This management plan has been written to preserve the cultural heritage of the park and its traditional owners, to conserve the terrestrial and marine ecosystems of the park, and to provide rewarding and unique experiences for visitors. This management plan does not place any additional compliance burden on businesses, community organisations or individuals. Given there is no additional compliance burden no regulatory offset is required. The Office of Best Practice Regulation (OBPR) advised was not necessary to prepare a Regulatory Impact Statement for this management plan (OBPR reference: ID 2015/19719).

 

 

Sally Barnes
Director of National Parks

11 December 2015


Statement of Compatibility with Human Rights

Prepared in accordance with Part 3 of the Human Rights (Parliamentary Scrutiny) Act 2011

Kakadu National Park Management Plan 2016-2026

This Legislative Instrument is compatible with the human rights and freedoms recognised or declared in the international instruments listed in section 3 of the Human Rights (Parliamentary Scrutiny) Act 2011.

Overview of the Legislative Instrument

The Director of National Parks prepares management plans for Commonwealth reserves in accordance with Section 368 of the Environment Protection and Biodiversity Conservation Act 1999 (EPBC Act). The purpose of this management plan is to describe the philosophy and direction of management for Kakadu National Park for the next ten years in accordance with the EPBC Act. The plan enables management to proceed in an orderly way, helps to reconcile competing interests, and identifies priorities for the allocation of available resources.

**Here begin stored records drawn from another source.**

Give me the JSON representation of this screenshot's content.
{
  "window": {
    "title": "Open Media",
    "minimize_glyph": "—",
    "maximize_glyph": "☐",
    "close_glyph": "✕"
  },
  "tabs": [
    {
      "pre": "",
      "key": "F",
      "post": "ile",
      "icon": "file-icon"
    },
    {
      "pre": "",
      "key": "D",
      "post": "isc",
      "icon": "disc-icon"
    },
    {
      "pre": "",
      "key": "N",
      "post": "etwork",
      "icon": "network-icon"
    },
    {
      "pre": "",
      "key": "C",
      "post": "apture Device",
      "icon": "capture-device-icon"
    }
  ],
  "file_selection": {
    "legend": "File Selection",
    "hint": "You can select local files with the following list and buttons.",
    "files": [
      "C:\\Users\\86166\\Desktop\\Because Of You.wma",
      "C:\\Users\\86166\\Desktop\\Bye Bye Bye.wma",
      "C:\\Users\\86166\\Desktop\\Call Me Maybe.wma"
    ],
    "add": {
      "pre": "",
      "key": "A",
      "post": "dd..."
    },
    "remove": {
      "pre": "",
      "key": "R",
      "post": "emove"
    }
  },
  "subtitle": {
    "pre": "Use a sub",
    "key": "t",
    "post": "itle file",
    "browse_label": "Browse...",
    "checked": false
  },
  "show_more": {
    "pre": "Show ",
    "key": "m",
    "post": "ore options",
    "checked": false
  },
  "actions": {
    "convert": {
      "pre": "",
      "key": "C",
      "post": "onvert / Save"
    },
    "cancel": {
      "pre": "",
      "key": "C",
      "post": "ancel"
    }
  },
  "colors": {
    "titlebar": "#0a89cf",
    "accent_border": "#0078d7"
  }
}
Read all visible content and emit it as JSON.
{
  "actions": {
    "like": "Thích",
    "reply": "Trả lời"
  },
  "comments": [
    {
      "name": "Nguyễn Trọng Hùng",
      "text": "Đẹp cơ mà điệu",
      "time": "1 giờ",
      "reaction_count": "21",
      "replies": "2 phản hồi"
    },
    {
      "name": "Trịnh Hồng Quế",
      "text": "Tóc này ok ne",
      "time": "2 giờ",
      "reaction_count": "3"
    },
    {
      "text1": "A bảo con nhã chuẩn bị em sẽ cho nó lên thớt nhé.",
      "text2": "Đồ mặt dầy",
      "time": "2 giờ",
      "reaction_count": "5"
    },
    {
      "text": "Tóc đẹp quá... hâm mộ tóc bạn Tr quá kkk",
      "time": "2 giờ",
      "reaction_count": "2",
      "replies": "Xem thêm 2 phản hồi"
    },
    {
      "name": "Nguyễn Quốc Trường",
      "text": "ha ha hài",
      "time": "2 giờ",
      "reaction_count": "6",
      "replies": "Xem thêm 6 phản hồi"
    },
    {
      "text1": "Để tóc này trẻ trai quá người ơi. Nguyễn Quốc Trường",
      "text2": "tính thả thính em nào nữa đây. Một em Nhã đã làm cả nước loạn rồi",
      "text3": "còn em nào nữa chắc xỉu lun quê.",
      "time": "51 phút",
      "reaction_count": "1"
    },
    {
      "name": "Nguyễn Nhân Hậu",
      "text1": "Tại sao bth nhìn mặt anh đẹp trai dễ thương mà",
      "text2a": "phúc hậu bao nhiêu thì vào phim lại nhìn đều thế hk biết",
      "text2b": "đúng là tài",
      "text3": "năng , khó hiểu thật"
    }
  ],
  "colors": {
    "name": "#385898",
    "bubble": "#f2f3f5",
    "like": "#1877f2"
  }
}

The EPBC Act and associated Regulations prohibit certain activities from occurring in Kakadu National Park and other Commonwealth reserves. The management plan for the park is an enabling document. It allows management activities to occur that would otherwise be restricted under EPBC legislation, and enables certain management, recreational and commercial activities to occur.

Human rights implications

This Legislative Instrument provides benefits to Indigenous Australians to address indigenous disadvantage, assisting their

·      Right to self-determination

Through joint management of the park with traditional owners, traditional owner consultation and participation in decision making and the incorporation of traditional knowledge and practices in the management of the park.

·      Right to equality and non-discrimination

Through encouraging the training and recruiting of Indigenous people for management and operational positions in the park.

Conclusion

This Legislative Instrument is compatible with human rights and provides benefits to Indigenous people, particularly the traditional owners of land in the park.

 

 

Sally Barnes
Director of National Parks
11 December 2015